[TASK TO CARRY OUT]
Send back all of the records, each one exactly as written.

[Website and app data records]

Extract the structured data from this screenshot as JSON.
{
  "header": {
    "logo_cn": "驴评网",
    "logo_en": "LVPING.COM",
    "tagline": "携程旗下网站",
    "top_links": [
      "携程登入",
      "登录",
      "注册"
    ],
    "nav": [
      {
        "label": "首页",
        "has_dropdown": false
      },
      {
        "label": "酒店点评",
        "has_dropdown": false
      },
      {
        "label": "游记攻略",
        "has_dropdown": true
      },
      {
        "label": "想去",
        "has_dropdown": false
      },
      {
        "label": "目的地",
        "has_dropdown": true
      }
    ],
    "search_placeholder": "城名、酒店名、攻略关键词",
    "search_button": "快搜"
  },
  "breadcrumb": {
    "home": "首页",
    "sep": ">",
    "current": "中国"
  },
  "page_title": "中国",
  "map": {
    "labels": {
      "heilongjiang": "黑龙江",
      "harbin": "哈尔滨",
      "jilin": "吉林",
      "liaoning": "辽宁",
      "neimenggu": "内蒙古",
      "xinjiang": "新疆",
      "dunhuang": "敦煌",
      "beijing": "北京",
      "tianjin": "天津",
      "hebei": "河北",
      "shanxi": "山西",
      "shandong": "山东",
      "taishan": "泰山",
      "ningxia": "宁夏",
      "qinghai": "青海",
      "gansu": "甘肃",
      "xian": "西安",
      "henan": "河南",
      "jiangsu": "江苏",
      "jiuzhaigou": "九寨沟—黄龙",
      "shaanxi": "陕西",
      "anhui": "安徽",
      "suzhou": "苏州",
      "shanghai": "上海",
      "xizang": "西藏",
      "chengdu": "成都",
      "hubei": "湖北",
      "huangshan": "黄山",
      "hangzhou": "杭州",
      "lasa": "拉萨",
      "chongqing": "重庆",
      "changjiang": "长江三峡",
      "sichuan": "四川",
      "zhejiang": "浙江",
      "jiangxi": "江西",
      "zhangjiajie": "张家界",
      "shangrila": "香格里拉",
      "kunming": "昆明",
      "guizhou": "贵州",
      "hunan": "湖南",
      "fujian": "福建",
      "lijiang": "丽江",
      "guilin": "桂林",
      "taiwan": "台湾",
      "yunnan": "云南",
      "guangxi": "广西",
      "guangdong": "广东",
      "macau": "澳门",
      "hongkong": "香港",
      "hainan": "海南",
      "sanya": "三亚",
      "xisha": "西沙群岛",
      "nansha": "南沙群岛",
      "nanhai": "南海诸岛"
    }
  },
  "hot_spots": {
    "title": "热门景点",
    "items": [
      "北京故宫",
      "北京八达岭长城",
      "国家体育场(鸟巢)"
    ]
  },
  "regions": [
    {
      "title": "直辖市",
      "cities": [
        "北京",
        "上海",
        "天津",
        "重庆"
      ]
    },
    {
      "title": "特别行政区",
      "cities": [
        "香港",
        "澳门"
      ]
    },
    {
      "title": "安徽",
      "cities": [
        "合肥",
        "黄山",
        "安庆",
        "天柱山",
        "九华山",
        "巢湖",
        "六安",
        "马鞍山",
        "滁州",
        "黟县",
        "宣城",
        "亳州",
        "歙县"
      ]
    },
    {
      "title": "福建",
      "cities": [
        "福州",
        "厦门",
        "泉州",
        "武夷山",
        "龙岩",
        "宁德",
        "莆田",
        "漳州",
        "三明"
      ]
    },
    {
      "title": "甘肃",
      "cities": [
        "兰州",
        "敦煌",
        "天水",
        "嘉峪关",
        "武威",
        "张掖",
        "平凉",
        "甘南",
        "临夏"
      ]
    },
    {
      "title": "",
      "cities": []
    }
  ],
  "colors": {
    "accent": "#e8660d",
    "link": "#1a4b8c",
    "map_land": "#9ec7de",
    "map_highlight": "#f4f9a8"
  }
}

[SOLUTION FOR THIS EXERCISE]
Extract the structured data from this screenshot as JSON.
{
  "header": {
    "logo_cn": "驴评网",
    "logo_en": "LVPING.COM",
    "tagline": "携程旗下网站",
    "top_links": [
      "携程登入",
      "登录",
      "注册"
    ],
    "nav": [
      {
        "label": "首页",
        "has_dropdown": false
      },
      {
        "label": "酒店点评",
        "has_dropdown": false
      },
      {
        "label": "游记攻略",
        "has_dropdown": true
      },
      {
        "label": "想去",
        "has_dropdown": false
      },
      {
        "label": "目的地",
        "has_dropdown": true
      }
    ],
    "search_placeholder": "城名、酒店名、攻略关键词",
    "search_button": "快搜"
  },
  "breadcrumb": {
    "home": "首页",
    "sep": ">",
    "current": "中国"
  },
  "page_title": "中国",
  "map": {
    "labels": {
      "heilongjiang": "黑龙江",
      "harbin": "哈尔滨",
      "jilin": "吉林",
      "liaoning": "辽宁",
      "neimenggu": "内蒙古",
      "xinjiang": "新疆",
      "dunhuang": "敦煌",
      "beijing": "北京",
      "tianjin": "天津",
      "hebei": "河北",
      "shanxi": "山西",
      "shandong": "山东",
      "taishan": "泰山",
      "ningxia": "宁夏",
      "qinghai": "青海",
      "gansu": "甘肃",
      "xian": "西安",
      "henan": "河南",
      "jiangsu": "江苏",
      "jiuzhaigou": "九寨沟—黄龙",
      "shaanxi": "陕西",
      "anhui": "安徽",
      "suzhou": "苏州",
      "shanghai": "上海",
      "xizang": "西藏",
      "chengdu": "成都",
      "hubei": "湖北",
      "huangshan": "黄山",
      "hangzhou": "杭州",
      "lasa": "拉萨",
      "chongqing": "重庆",
      "changjiang": "长江三峡",
      "sichuan": "四川",
      "zhejiang": "浙江",
      "jiangxi": "江西",
      "zhangjiajie": "张家界",
      "shangrila": "香格里拉",
      "kunming": "昆明",
      "guizhou": "贵州",
      "hunan": "湖南",
      "fujian": "福建",
      "lijiang": "丽江",
      "guilin": "桂林",
      "taiwan": "台湾",
      "yunnan": "云南",
      "guangxi": "广西",
      "guangdong": "广东",
      "macau": "澳门",
      "hongkong": "香港",
      "hainan": "海南",
      "sanya": "三亚",
      "xisha": "西沙群岛",
      "nansha": "南沙群岛",
      "nanhai": "南海诸岛"
    }
  },
  "hot_spots": {
    "title": "热门景点",
    "items": [
      "北京故宫",
      "北京八达岭长城",
      "国家体育场(鸟巢)"
    ]
  },
  "regions": [
    {
      "title": "直辖市",
      "cities": [
        "北京",
        "上海",
        "天津",
        "重庆"
      ]
    },
    {
      "title": "特别行政区",
      "cities": [
        "香港",
        "澳门"
      ]
    },
    {
      "title": "安徽",
      "cities": [
        "合肥",
        "黄山",
        "安庆",
        "天柱山",
        "九华山",
        "巢湖",
        "六安",
        "马鞍山",
        "滁州",
        "黟县",
        "宣城",
        "亳州",
        "歙县"
      ]
    },
    {
      "title": "福建",
      "cities": [
        "福州",
        "厦门",
        "泉州",
        "武夷山",
        "龙岩",
        "宁德",
        "莆田",
        "漳州",
        "三明"
      ]
    },
    {
      "title": "甘肃",
      "cities": [
        "兰州",
        "敦煌",
        "天水",
        "嘉峪关",
        "武威",
        "张掖",
        "平凉",
        "甘南",
        "临夏"
      ]
    },
    {
      "title": "",
      "cities": []
    }
  ],
  "colors": {
    "accent": "#e8660d",
    "link": "#1a4b8c",
    "map_land": "#9ec7de",
    "map_highlight": "#f4f9a8"
  }
}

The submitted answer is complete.